Your preschool child might not be able to write recognizable letters or words yet, but it’s still important (and fun!) for them to develop their pre-writing skills.
Here are some activities you can do with your child to help prepare them to be ready to write as they get older. Don’t do these all at once. Just choose one to get started. On another day, you can try a different activity.
Give your child some crayons and paper, then ask your child to draw a picture from their own imagination. Ask them to describe to you what the picture is, while you write their answer on the page. Read the words back to them, while pointing to the writing. You are helping your child make the connection that the marks they see on the page represent words and concepts!
Ask your child to tell you a story. It can be one they are familiar with, like a fairy tale, or one they are just making up. As they narrate their story, let them see you writing out their words. Then read their story back to them while pointing to each of the written words. You are reinforcing the concept that the marks on the page represent words.
Give your child crayons and paper and ask them to “write” a story. Have them tell you the story aloud while they are scribbling on the page. Scribbling is your child’s first experience with writing. It probably won’t look like they are writing actual letters or words, but don’t correct them, just let them enjoy the process. Your child is learning the fine motor skill of holding a crayon, pen, or pencil.
Use a pencil to draw a very large letter on a piece of paper. Tell your child the name of the letter. Talk about what sound the letter makes. Now give your child a crayon and have them trace over the letter. Don’t worry that it’s not perfect. Their fine motor skills are still evolving. Your child is practicing how to control the movement of the crayon through eye-hand coordination; their skills will continue to improve with time.
You can expand the letter-writing activity by introducing both upper and lower case versions of the letter. Talk about how they look the same and how they look different. Then talk about how they both make the same sound, even though they look different. Have your child say the name of the letter as they trace over the outlines you made.
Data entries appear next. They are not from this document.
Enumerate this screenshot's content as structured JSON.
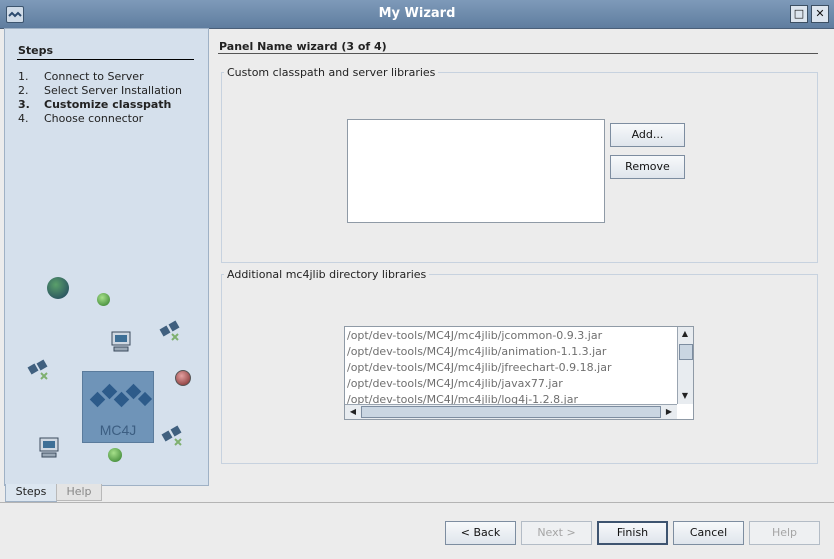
{
  "window": {
    "title": "My Wizard"
  },
  "sidebar": {
    "title": "Steps",
    "steps": [
      {
        "num": "1.",
        "label": "Connect to Server",
        "active": false
      },
      {
        "num": "2.",
        "label": "Select Server Installation",
        "active": false
      },
      {
        "num": "3.",
        "label": "Customize classpath",
        "active": true
      },
      {
        "num": "4.",
        "label": "Choose connector",
        "active": false
      }
    ],
    "logo_text": "MC4J",
    "tabs": [
      "Steps",
      "Help"
    ]
  },
  "panel": {
    "title": "Panel Name wizard (3 of 4)",
    "custom_group": {
      "label": "Custom classpath and server libraries",
      "add_label": "Add...",
      "remove_label": "Remove"
    },
    "additional_group": {
      "label": "Additional mc4jlib directory libraries",
      "items": [
        "/opt/dev-tools/MC4J/mc4jlib/jcommon-0.9.3.jar",
        "/opt/dev-tools/MC4J/mc4jlib/animation-1.1.3.jar",
        "/opt/dev-tools/MC4J/mc4jlib/jfreechart-0.9.18.jar",
        "/opt/dev-tools/MC4J/mc4jlib/javax77.jar",
        "/opt/dev-tools/MC4J/mc4jlib/log4j-1.2.8.jar"
      ]
    }
  },
  "footer": {
    "back": "< Back",
    "next": "Next >",
    "finish": "Finish",
    "cancel": "Cancel",
    "help": "Help"
  },
  "colors": {
    "titlebar": "#6f8cad",
    "sidebar": "#d5e0ec",
    "logo_bg": "#6f94b8"
  }
}
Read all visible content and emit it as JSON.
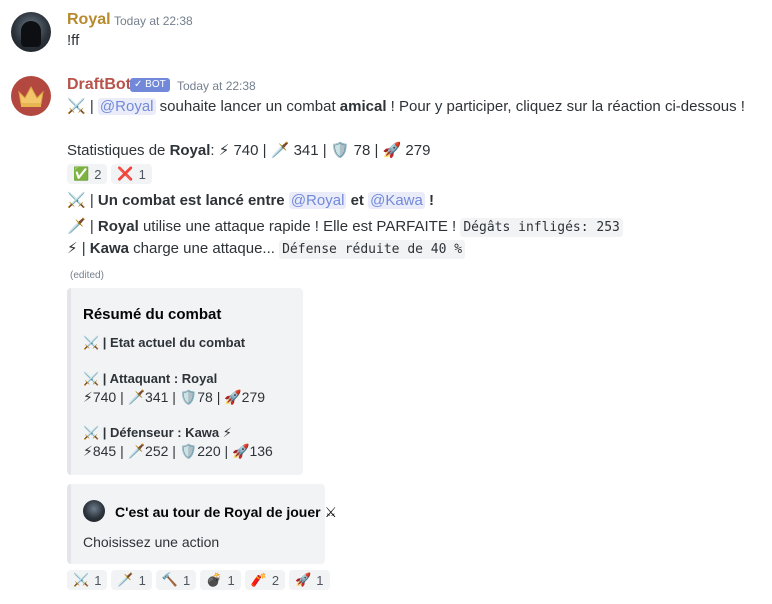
{
  "msg1": {
    "author": "Royal",
    "timestamp": "Today at 22:38",
    "text": "!ff"
  },
  "msg2": {
    "author": "DraftBot",
    "bot_tag": "✓ BOT",
    "timestamp": "Today at 22:38",
    "line1": {
      "icon": "⚔️",
      "sep": " | ",
      "mention": "@Royal",
      "t1": " souhaite lancer un combat ",
      "bold": "amical",
      "t2": " ! Pour y participer, cliquez sur la réaction ci-dessous !"
    },
    "line2": {
      "label": "Statistiques de ",
      "name": "Royal",
      "colon": ":",
      "stats": "⚡ 740 | 🗡️ 341 | 🛡️ 78 | 🚀 279"
    },
    "reactions1": [
      {
        "emoji": "✅",
        "count": "2"
      },
      {
        "emoji": "❌",
        "count": "1"
      }
    ],
    "line3": {
      "icon": "⚔️",
      "sep": " | ",
      "bold1": "Un combat est lancé entre ",
      "m1": "@Royal",
      "and": " et ",
      "m2": "@Kawa",
      "end": " !"
    },
    "line4": {
      "icon": "🗡️",
      "sep": " | ",
      "name": "Royal",
      "text": " utilise une attaque rapide ! Elle est PARFAITE ! ",
      "code": "Dégâts infligés: 253"
    },
    "line5": {
      "icon": "⚡",
      "sep": " | ",
      "name": "Kawa",
      "text": " charge une attaque... ",
      "code": "Défense réduite de 40 %"
    },
    "edited": "(edited)",
    "embed1": {
      "title": "Résumé du combat",
      "state": "⚔️ | Etat actuel du combat",
      "attacker": "⚔️ | Attaquant : Royal",
      "attacker_stats": "⚡740 | 🗡️341 | 🛡️78 | 🚀279",
      "defender": "⚔️ | Défenseur : Kawa ⚡",
      "defender_stats": "⚡845 | 🗡️252 | 🛡️220 | 🚀136"
    },
    "embed2": {
      "author": "C'est au tour de Royal de jouer ⚔",
      "description": "Choisissez une action"
    },
    "reactions2": [
      {
        "emoji": "⚔️",
        "count": "1"
      },
      {
        "emoji": "🗡️",
        "count": "1"
      },
      {
        "emoji": "🔨",
        "count": "1"
      },
      {
        "emoji": "💣",
        "count": "1"
      },
      {
        "emoji": "🧨",
        "count": "2"
      },
      {
        "emoji": "🚀",
        "count": "1"
      }
    ]
  }
}
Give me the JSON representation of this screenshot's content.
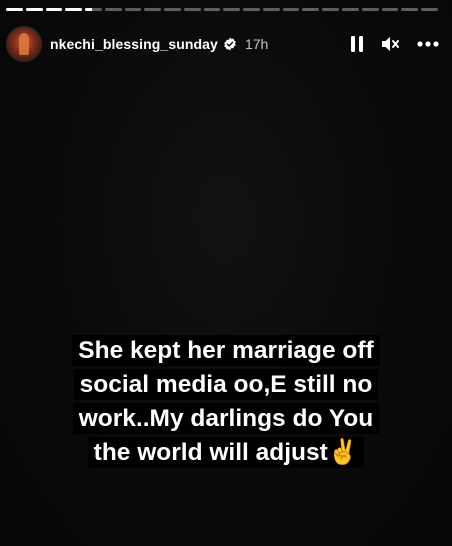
{
  "story": {
    "segments": [
      1,
      1,
      1,
      1,
      0.4,
      0,
      0,
      0,
      0,
      0,
      0,
      0,
      0,
      0,
      0,
      0,
      0,
      0,
      0,
      0,
      0,
      0
    ]
  },
  "header": {
    "username": "nkechi_blessing_sunday",
    "verified": true,
    "time": "17h",
    "avatar_icon": "profile-avatar",
    "pause_icon": "pause-icon",
    "mute_icon": "muted-speaker-icon",
    "more_icon": "more-horizontal-icon"
  },
  "caption": {
    "lines": [
      "She kept her marriage off",
      "social media oo,E still no",
      "work..My darlings do You",
      "the world will adjust✌️"
    ]
  },
  "colors": {
    "background": "#080808",
    "text": "#ffffff",
    "verified_badge": "#3897f0"
  }
}
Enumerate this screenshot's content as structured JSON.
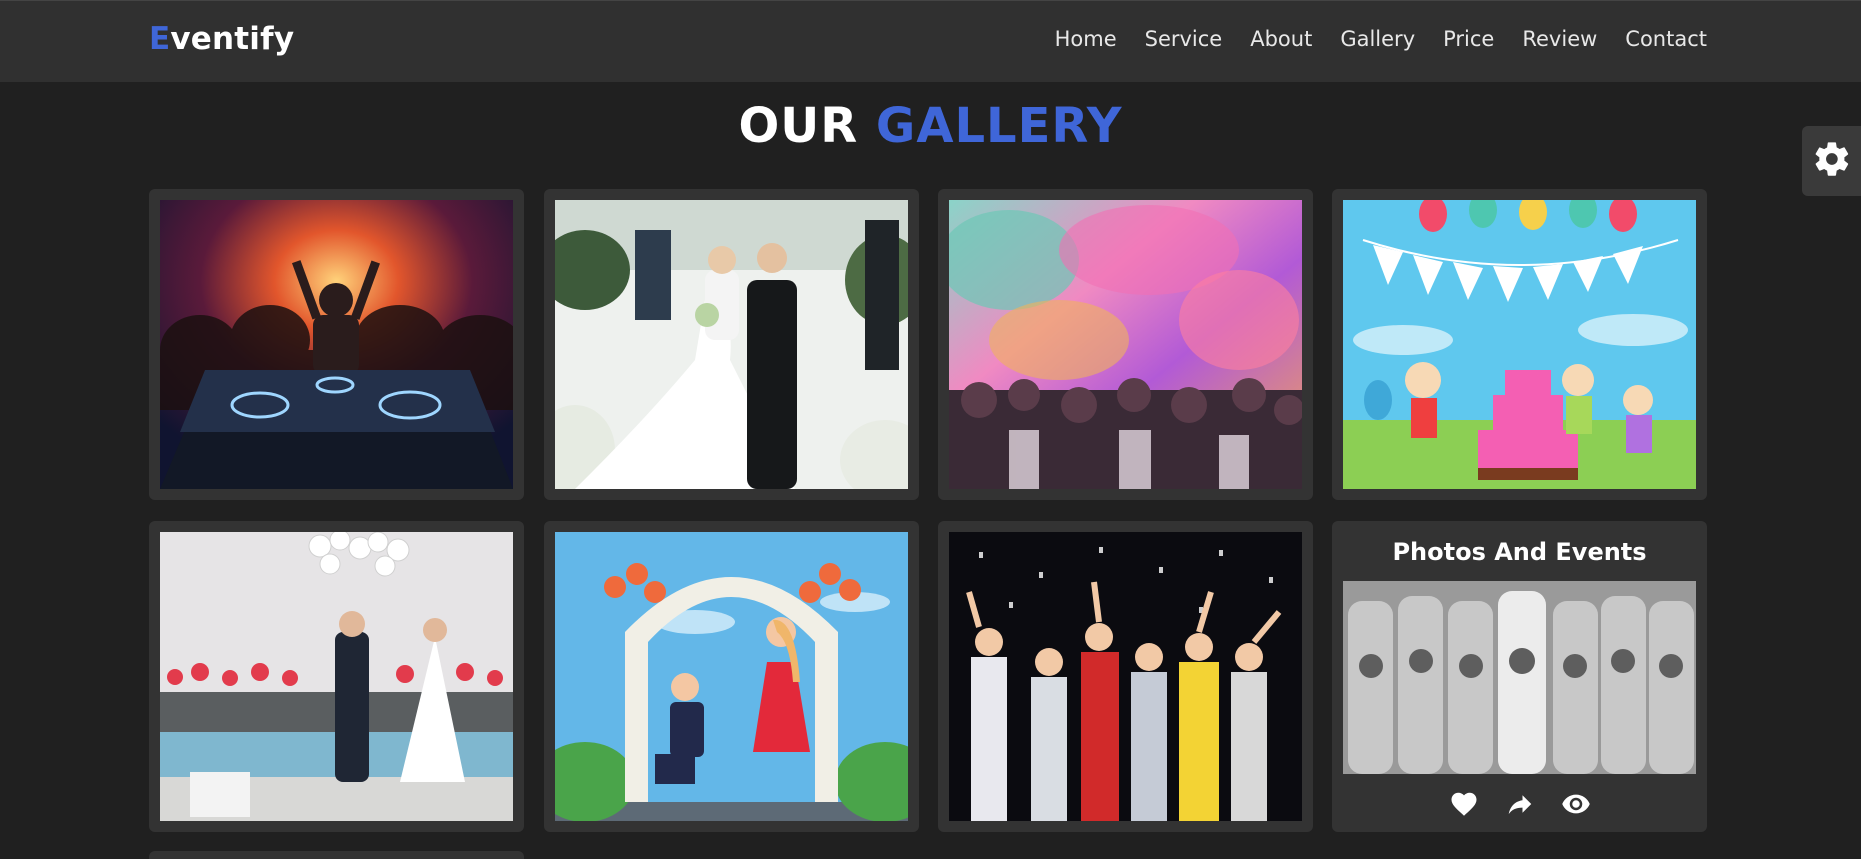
{
  "brand": {
    "first_letter": "E",
    "rest": "ventify",
    "accent_color": "#3f66d8"
  },
  "nav": {
    "items": [
      {
        "label": "Home"
      },
      {
        "label": "Service"
      },
      {
        "label": "About"
      },
      {
        "label": "Gallery"
      },
      {
        "label": "Price"
      },
      {
        "label": "Review"
      },
      {
        "label": "Contact"
      }
    ]
  },
  "section": {
    "title_plain": "OUR",
    "title_accent": "GALLERY"
  },
  "settings": {
    "icon": "gear-icon"
  },
  "gallery": {
    "items": [
      {
        "subject": "dj-concert"
      },
      {
        "subject": "wedding-couple"
      },
      {
        "subject": "holi-color-festival"
      },
      {
        "subject": "birthday-cartoon"
      },
      {
        "subject": "wedding-balloons"
      },
      {
        "subject": "proposal-cartoon"
      },
      {
        "subject": "confetti-party"
      }
    ],
    "feature_card": {
      "title": "Photos And Events",
      "subject": "bridesmaids-grayscale",
      "actions": [
        {
          "icon": "heart-icon"
        },
        {
          "icon": "share-icon"
        },
        {
          "icon": "eye-icon"
        }
      ]
    }
  }
}
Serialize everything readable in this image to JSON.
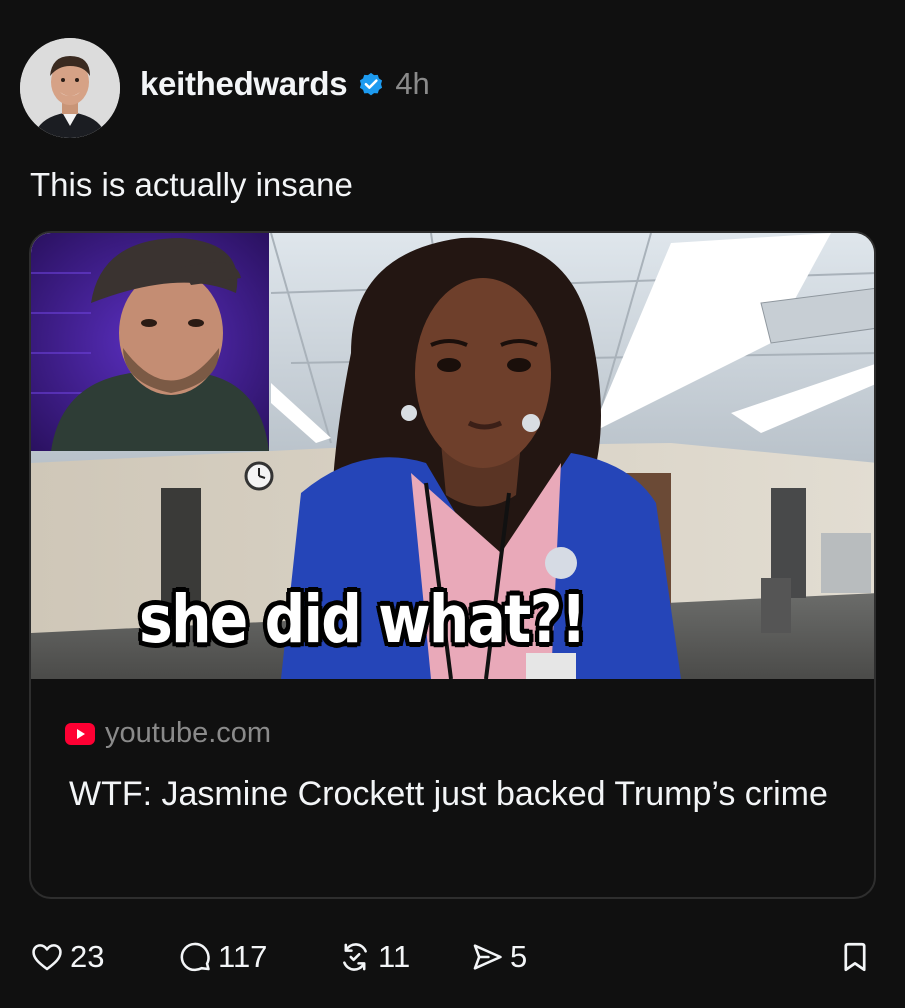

Your child is learning the basics of phonics, or letter-sounds. By doing this while writing rather than just looking at a letter shape, a different part of your child’s brain is being stimulated, making new neural connections and reinforcing previously-made connections.
Children have a deep connection with their own name, so show your child the shapes and sounds of the letters in their name. Start with the uppercase letter which is the first letter in their first name. Have them trace over a letter pattern you have made. Gradually, over days or weeks, introduce the rest of the letters in their name. Start with having them write all the letters in uppercase, but later also show them how to form the lowercase letters in their name. As we get older we rarely write our names in all capital letters. Your child will take pride and pleasure in their achievement of writing their own name, and will feel a connection between the sound of their name and the shapes they made on the paper.
Make writing fun by trying out different ways to write. When you are outside, you and your child can trace letter-shapes in the dirt using a stick, or in the sand using a finger or a seashell. Inside, trace letters in a pile of salt, or shape letters out of yarn, string, or modelling clay. Again, don’t focus on whether or not the “writing” looks like actual letters or words. Just let your child explore. Have them “write” notes, cards, and letters, to friends and family members. Encourage them to “write” shopping lists and menus for meals. This is the way children begin to learn to write, and will impress on your child that writing has a purpose but can also be fun!